In the Lighthouse in Glasgow sitting in on Architecture & Design Scotland’s review of planning guidance for Port Dundas, by others.
I spent the next day with HTA looking at what the future might hold, from a marketing perspective. It’s eight years since the last recession started and, crudely, it’s an eight year cycle, so I worry about what might be next.
This is Ben Derbyshire, there’s a sketch of him in the last post. Here he is in oils. Ben has kindly donated to my fundraising for children’s charity Coram. I’m raising money for them as part of cycling from London to Cannes in March, on my way to the MIPIM property conference.
I’ve also painted Dave Bullock, MD of Compendium. Dave has also generously sponsored me.
If you’d like to sponsor me the fundraising page is here.
Many thanks to Ben and Dave and for all other contributions.
We spend a lot of time in each others’ company so it’s nice to draw them from time to time, just to see them in a different way.
The last event of the break, my dad’s 88th birthday.
New years day, a brass band in the livingroom.
Angus visited from France.
Catching up with old school pals in Dunfermline. The same as we were, a little more tired but a little better at communication.
Innes hid behind the sofa for the Queen’s speech.
Fun box was fun.
The only person on a plane to London City the week before Christmas.
Actually these are the things I did in between riding the bike and painting portraits, in preparation for cycling from London to Cannes in March. I’ll show you the portraits next time.
Over the last year, we’ve had Mike Hopkins coming in to train our management team in a few useful techniques. We’re a business run by designers so it’s good to hear how the professionals do it. Contrary to popular perception (big egos/ sensitive souls) designers don’t really need to be treated all that carefully but they are good at questioning the conventional route. Mike has a straightforward style, telling our creative team what he thinks, and this is going down well.
Getting a great guided tour around the first bespoke build-to-rent building in the UK, for be:here.
Fraser and Isla have expertise too. Here they are showing two year old Ellan some advanced present unwrapping skills.
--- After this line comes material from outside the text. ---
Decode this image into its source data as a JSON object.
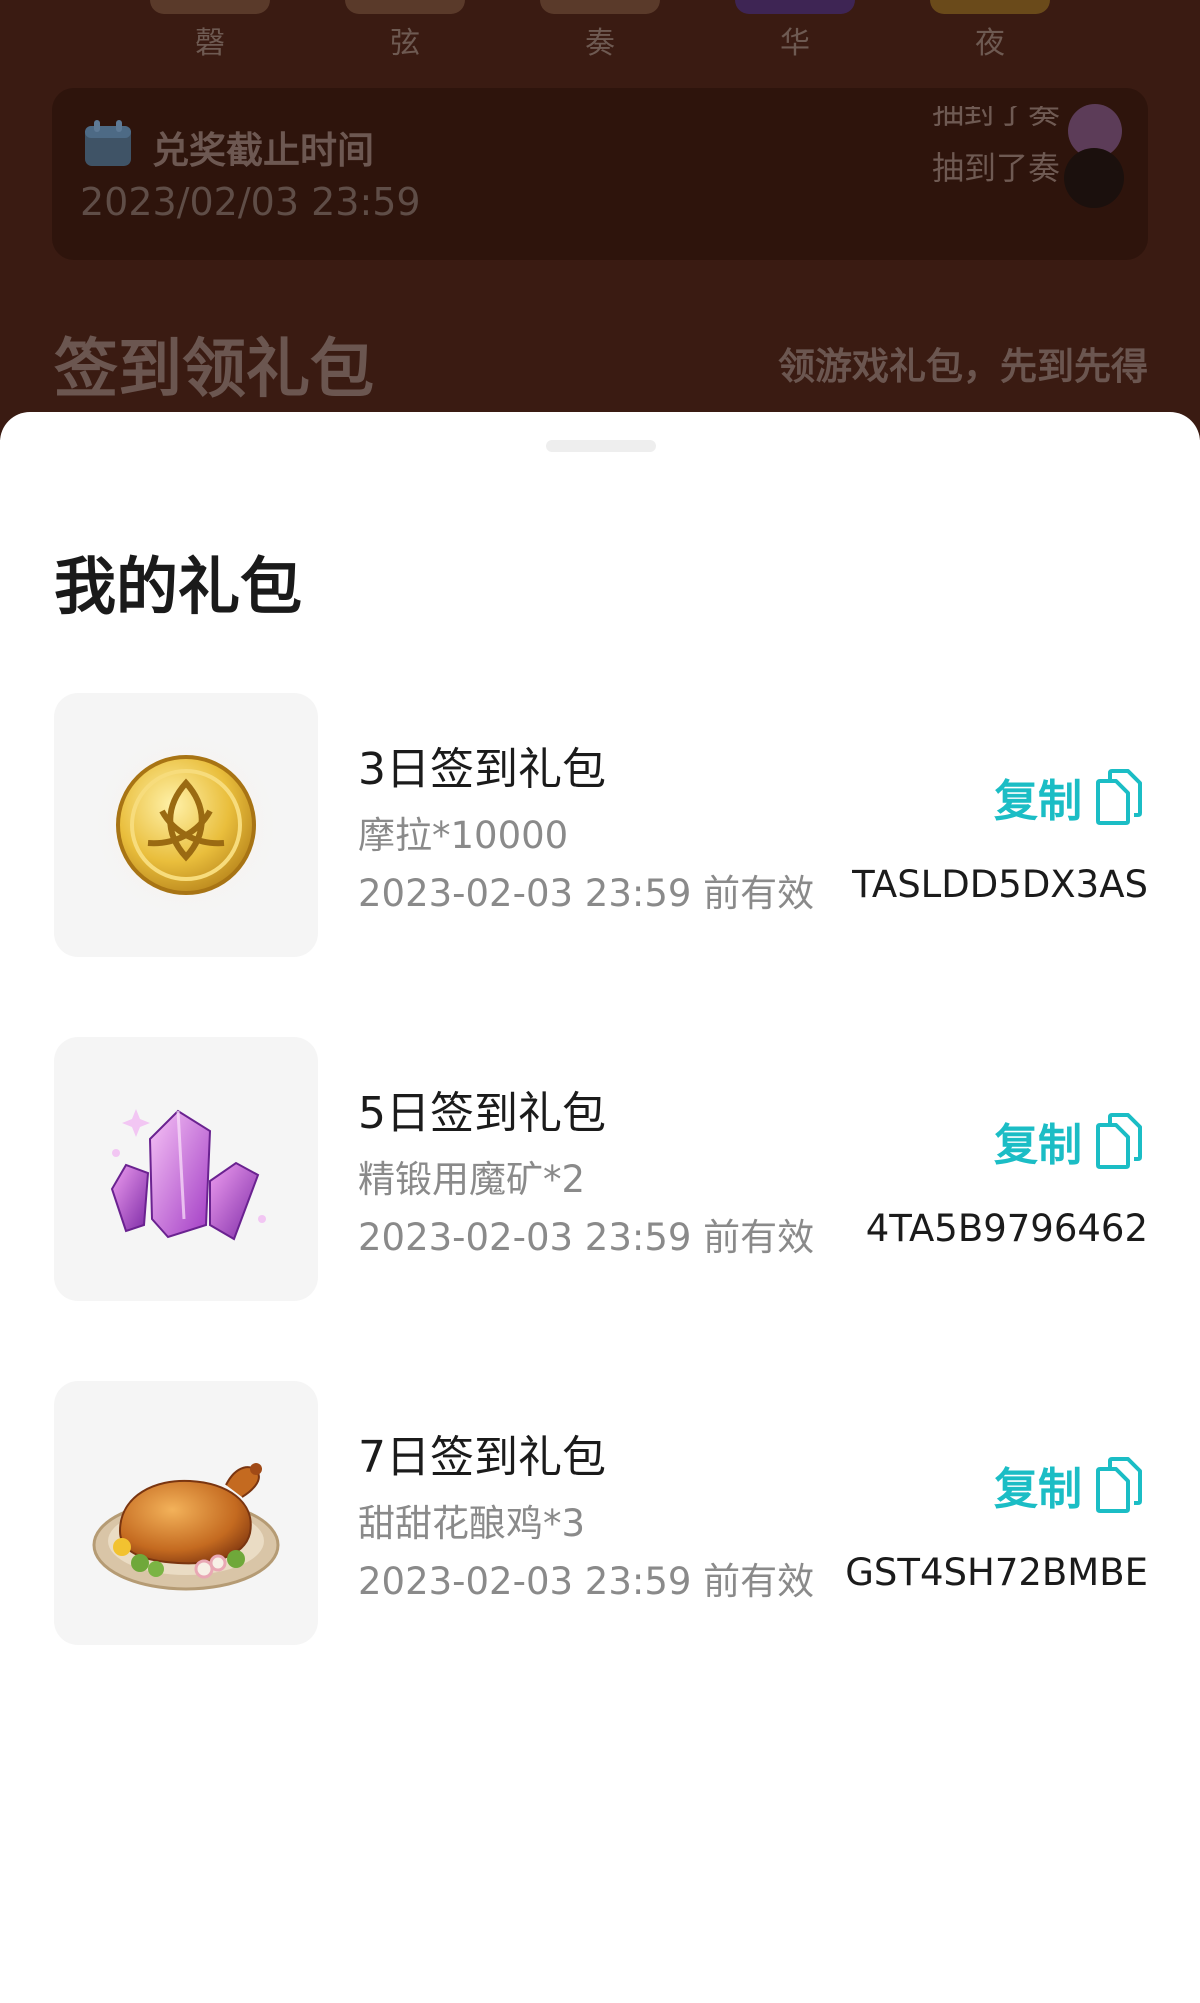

A man in a stripy jersey watching his kid at swimming lessons.
Julie watching the tennis and working out how we’ll get the boiler fixed. We moved into a house in the winter and the boiler burst. It now appears this happens to pretty much everyone.
Maybe the 25% of the population who’d consider buying a new house have got it right?
Fraser is learning to play tennis. I drew Isla watching him, then she drew him, and titled it.
At an office CPD, on lighting. Not a bad one. You learn more, obviously, from seeing the things skilled designers (and their visionary clients) have actually built than you do from watching Powerpoint.
Edinburgh has an extensive stock of ageing bungalows with big back gardens and they’re gradually being bought up by young families. A roster of talented local architects can transform them by taking a bit of back garden and building the kind of bright and open living space people are after these days. Few are as lofty and light as friends Asa & Daniel’s one, by David Blaikie.
Innes (and me), learning to be gardeners.
The Land Art Generator Initiative combines art, urban design and sustainable energy. We are working on a site in Glasgow that is the subject of a current LAGI competition so I went along to see if I could answer any of the queries for the competing teams and their advisors.
I look forward to seeing the ideas for Glasgow in January. Previous submissions are here.
Thursday: an enjoyable evening looking at the sketches entered in the Denis Mason-Jones sketching competition, in Leeds.
Tuesday: speaking at the Residential Investment Conference 2015. It was held underground, and the lecture theatre style benches glowed red. I tried not to be too distracted.
Monday night: watching ideas for getting one million more homes into the outer London boroughs, Pecha Kucha style at the NLA.
Saturday: more relaxed time spent in Edinburgh.
If you want a meeting room with a view try the 6th floor of the Lighthouse, on Mitchell Lane in Glasgow.
Last month I gave a talk at the London Sketch Club about the benefits of keeping a sketch book. They were nice enough to invite me back to their life drawing class. I used to do a bit of life drawing, as a result of studying architecture for a while in Strasbourg. At Strathclyde they had taught me to draw by looking at tomato crates and piles of stools. In France they taught drawing by looking at a model. The first few look like Godzilla but it’s the fastest way to improve your skills.
I had a great time: thanks to Mark Prizeman for inviting me.
At the dinner afterwards, I enjoyed meeting Violet Ryder, who’s father I remember from an eighties pop group.
‘We were so in phase
In our dance hall days
We were cool on craze
When I, you and everyone we knew
Could believe, do, and share in what was true’Wang Chung, Dance Hall Days, of course!Sitting looking at Wallis Gilbert and Partners’ exuberant Glaxo Building. They designed the more famous Hoover Building, but this one certainly has panache. A streamlined base course, as if from the pen of Raymond Loewy . I hope we can do something great with it.